Hope that makes sense. If not, keep your seam ripper handy! Nothing wrong with trial and error when you're sewing. =) When the two parts are sewn together it should look like this and it should be the right length and width:
Go back to the piece you cut out and cut some pieces long enough for straps. You may need to measure your model (or correctly-sized tunic) for this. I chose to gather the ends of each strap to add a little flair so I cut the straps much wider than they needed to be. See Step 2 of this tutorial to learn how to gather if you've never tried it before--it's very easy!
Put the tunic on your model and pin the straps where they should be... Little Sweets sits motionless when the TV is on so I knew that would be the perfect way to get this part done. Just be careful with the sharp pins, especially when you take it off! I liked the idea of cris-crossing the straps since I had long enough pieces of fabric left over.
Flip the tunic inside-out and carefully move the pins to the other side so you can see them as you sew. This photo shows it before I moved the pins to the other side:
Sew above the gathered seam (I sewed in the ditch where the ruching starts in order to hide the seam), then remove the gathering threads and trim the extra material. And here it is:
All done! Now your favorite tube top (or thrifted find!) can have a second life as a cute toddler tunic.
I love the cris-crossed straps in the back.
With the gathered straps, you can stretch them out to make the straps look more like cap-sleeves than tank top straps:

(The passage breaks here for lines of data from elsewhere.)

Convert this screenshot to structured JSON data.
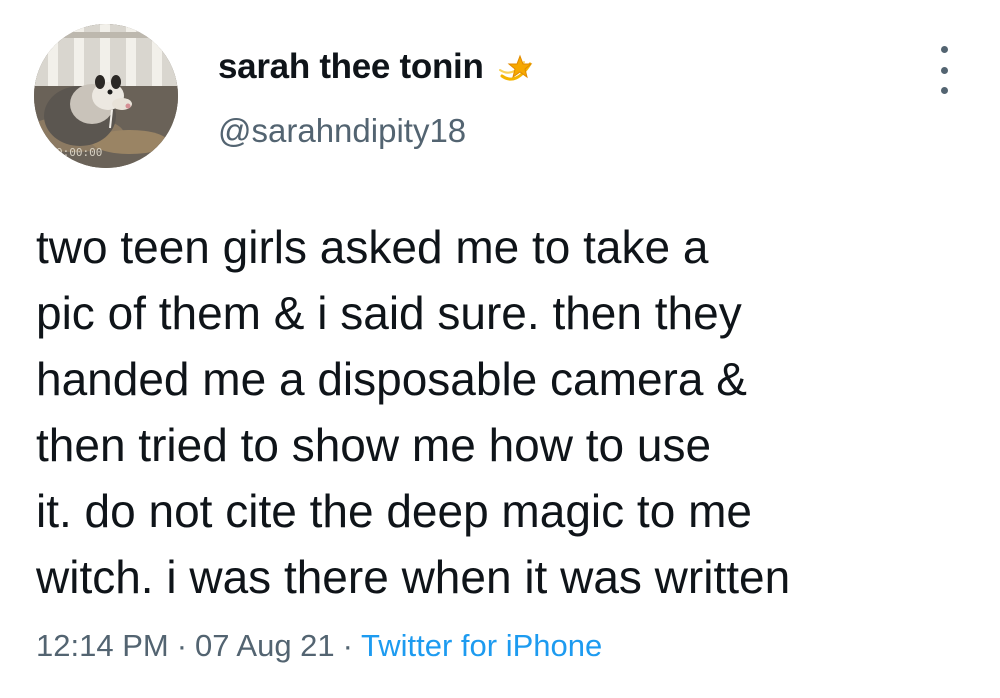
{
  "tweet": {
    "display_name": "sarah thee tonin",
    "display_name_emoji": "shooting-star-emoji",
    "handle": "@sarahndipity18",
    "avatar_caption": "0:00:00",
    "text_lines": [
      "two teen girls asked me to take a",
      "pic of them & i said sure. then they",
      "handed me a disposable camera &",
      "then tried to show me how to use",
      "it. do not cite the deep magic to me",
      "witch. i was there when it was written"
    ],
    "time": "12:14 PM",
    "date": "07 Aug 21",
    "separator": "·",
    "source": "Twitter for iPhone"
  },
  "icons": {
    "more": "more-options-icon",
    "avatar": "opossum-avatar"
  },
  "colors": {
    "text": "#0f1419",
    "secondary": "#536471",
    "link": "#1d9bf0",
    "background": "#ffffff"
  }
}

Post a Comment

Note: Only a member of this blog may post a comment.